Analysis: It's a Mess, but It's Someone Else's Mess

Government misadventures, like the current contracting scandals in Texas, don't make voters happy. But they don't necessarily hurt the people in office — especially when it's easy to hang the blame on the officeholders they replaced.

The day before Greg Abbott was sworn in as governor, he met with his predecessor, Gov. Rick Perry, who marked the 1925 Pat Neff Bible on Jan. 19, 2015, and passed it on to Abbott.

Sorry seems to be the hardest word, just like Elton John sings. But it’s an easy word now that the state’s 14-year governor has left the building and the members of his party no longer have to defend him from political attacks. 

Contracting fiascos in the executive branch assembled by Gov. Rick Perry have the full attention of Texas senators in budget hearings at the Capitol, and Republicans on that panel are openly taking shots.

The Finance Committee was talking about the state’s Health and Human Services Commission, where several top officials have been forced to resign amid a scandal over contracting, bidding and management misadventures. Several top officials have resigned under pressure. Forensic management teams have been dispatched to the agency to try to sort things out and clean up the mess.

The scandal came up during testimony Tuesday about the Department of Information Resources, which initially approved the contractor now entangled in the HHSC mess. The senators were restless.

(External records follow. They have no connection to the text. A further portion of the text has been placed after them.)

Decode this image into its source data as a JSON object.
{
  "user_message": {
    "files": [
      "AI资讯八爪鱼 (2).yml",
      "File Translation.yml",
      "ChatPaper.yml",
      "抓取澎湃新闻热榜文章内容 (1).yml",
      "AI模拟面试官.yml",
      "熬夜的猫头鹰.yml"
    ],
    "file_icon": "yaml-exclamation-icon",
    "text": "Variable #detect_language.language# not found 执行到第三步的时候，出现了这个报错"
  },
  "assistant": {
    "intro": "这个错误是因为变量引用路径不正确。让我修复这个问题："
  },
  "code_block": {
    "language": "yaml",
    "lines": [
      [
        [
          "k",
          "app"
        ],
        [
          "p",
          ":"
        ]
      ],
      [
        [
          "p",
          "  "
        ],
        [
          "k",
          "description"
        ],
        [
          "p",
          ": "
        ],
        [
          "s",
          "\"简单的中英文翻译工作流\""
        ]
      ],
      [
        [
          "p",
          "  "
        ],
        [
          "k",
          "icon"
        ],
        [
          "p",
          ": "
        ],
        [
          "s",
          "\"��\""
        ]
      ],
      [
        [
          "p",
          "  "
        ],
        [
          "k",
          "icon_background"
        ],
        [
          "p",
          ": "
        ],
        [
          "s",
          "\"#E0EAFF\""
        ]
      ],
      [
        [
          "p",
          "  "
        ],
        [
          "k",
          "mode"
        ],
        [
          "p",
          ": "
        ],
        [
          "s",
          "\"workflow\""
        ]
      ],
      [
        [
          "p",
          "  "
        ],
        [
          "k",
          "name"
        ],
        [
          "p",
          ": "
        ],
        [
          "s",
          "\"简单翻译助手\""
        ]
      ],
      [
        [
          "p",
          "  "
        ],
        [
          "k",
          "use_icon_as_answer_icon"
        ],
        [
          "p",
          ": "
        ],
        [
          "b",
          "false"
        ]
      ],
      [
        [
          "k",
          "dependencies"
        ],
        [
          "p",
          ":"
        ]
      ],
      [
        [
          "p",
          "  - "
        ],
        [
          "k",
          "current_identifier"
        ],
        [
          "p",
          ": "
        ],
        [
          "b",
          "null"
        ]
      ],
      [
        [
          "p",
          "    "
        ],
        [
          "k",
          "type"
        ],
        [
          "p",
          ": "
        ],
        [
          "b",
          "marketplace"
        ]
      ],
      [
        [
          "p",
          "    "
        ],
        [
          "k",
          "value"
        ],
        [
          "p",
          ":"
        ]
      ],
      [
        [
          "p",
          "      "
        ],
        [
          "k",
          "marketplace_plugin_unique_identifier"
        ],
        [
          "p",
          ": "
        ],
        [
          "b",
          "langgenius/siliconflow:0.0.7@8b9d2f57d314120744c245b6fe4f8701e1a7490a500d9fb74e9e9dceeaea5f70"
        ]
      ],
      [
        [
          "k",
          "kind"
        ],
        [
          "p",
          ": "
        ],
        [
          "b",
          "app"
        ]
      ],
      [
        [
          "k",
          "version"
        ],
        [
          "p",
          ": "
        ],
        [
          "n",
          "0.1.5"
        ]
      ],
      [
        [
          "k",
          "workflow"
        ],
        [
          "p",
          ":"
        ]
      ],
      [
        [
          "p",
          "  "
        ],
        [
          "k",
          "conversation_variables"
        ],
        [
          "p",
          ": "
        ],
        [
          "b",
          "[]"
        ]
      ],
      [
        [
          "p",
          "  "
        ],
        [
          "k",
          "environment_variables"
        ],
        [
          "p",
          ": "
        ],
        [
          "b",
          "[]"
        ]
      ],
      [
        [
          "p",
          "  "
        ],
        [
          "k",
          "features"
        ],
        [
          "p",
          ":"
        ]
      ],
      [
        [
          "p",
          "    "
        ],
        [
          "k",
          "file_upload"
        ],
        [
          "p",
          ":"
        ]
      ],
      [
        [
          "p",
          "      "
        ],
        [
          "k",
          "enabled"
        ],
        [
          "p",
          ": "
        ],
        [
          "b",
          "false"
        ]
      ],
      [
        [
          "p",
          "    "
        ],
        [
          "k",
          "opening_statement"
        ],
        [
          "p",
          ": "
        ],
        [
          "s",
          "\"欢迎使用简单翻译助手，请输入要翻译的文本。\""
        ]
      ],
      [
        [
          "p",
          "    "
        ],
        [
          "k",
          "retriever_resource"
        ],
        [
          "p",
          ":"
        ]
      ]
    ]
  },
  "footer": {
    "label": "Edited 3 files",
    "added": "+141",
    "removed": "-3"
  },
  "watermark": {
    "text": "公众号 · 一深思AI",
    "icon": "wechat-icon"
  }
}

“The state of Texas is listening to us, and we don’t sound like we’ve got it together here, folks,” said Sen. Joan Huffman, R-Houston. “I’m embarrassed.”

The chairwoman of the committee, Sen. Jane Nelson, R-Flower Mound, chimed in. “It’s out of control, and we are going to do something about it.”

That is bracingly candid, as these things go.

For a brief period here — a precious period for some — any troubles that surface in the executive branch belong to Perry. His successor, Greg Abbott, has a little bit of time to put his own stamp on the state government, for better or for worse. Luckily for him, voters and legislators are likely to see things like the HHSC contracting wreck as pre-existing conditions.

It calls to mind the political parable of the three envelopes.

An outgoing officeholder hands an incoming officeholder three numbered envelopes, saying they offer time-tested advice for any crises the new officeholder might encounter.

The message in the first envelope is “Blame Your Predecessor.”

The second advises the holder to “Blame the Media.”

The third?

“Prepare Three Envelopes.”

Abbott’s first envelope, if you want to call it that, is probably good for the duration of the legislative session, if not longer. Perry has been governor for a long, long time, and it is easy to hang anything that goes wrong on him or on someone he put into office.

It takes six years to go through the full cycle of appointments a governor makes. The last Perry appointees will be leaving office in 2021. Abbott’s grace period won’t last that long, but it’s hard to blame a governor for everything that happens in the first year he or she is in office. It’s not a cabinet government, and this is not a state that puts a lot of constitutional power in its top executive.

Abbott’s most powerful tool at the moment might be his broom and his cleaning supplies. It can be difficult to put your mark on agencies that appear to be working effectively. A wreck like this is just the thing for a brand-new governor looking to make an impression.

The Legislature is here to help clean things up. At least some of the agency’s top management will be replaced; many of those positions have already been opened. The replacements will be Abbott people instead of Perry people.

And while HHSC is the big headline at the moment, other agencies present the new crew with other clean-up opportunities. That could shorten the time it normally takes a new governor to gain effective control of the state bureaucracy.

Most never do. Perry went through the appointment cycle twice, and then some.

George W. Bush made it all the way through the six-year turn; for a minute there, he had had a chance to name each of the state’s appointees.

But Ann Richards and Bill Clements and Mark White didn’t, and they served during the years when Texas cemented its reputation — no fault to the personalities involved — as a weak-governor state.

Abbott might make it to the six-year mark. But with the help of a big mess or two, Perry and the proven magic of that first envelope, he has a head start.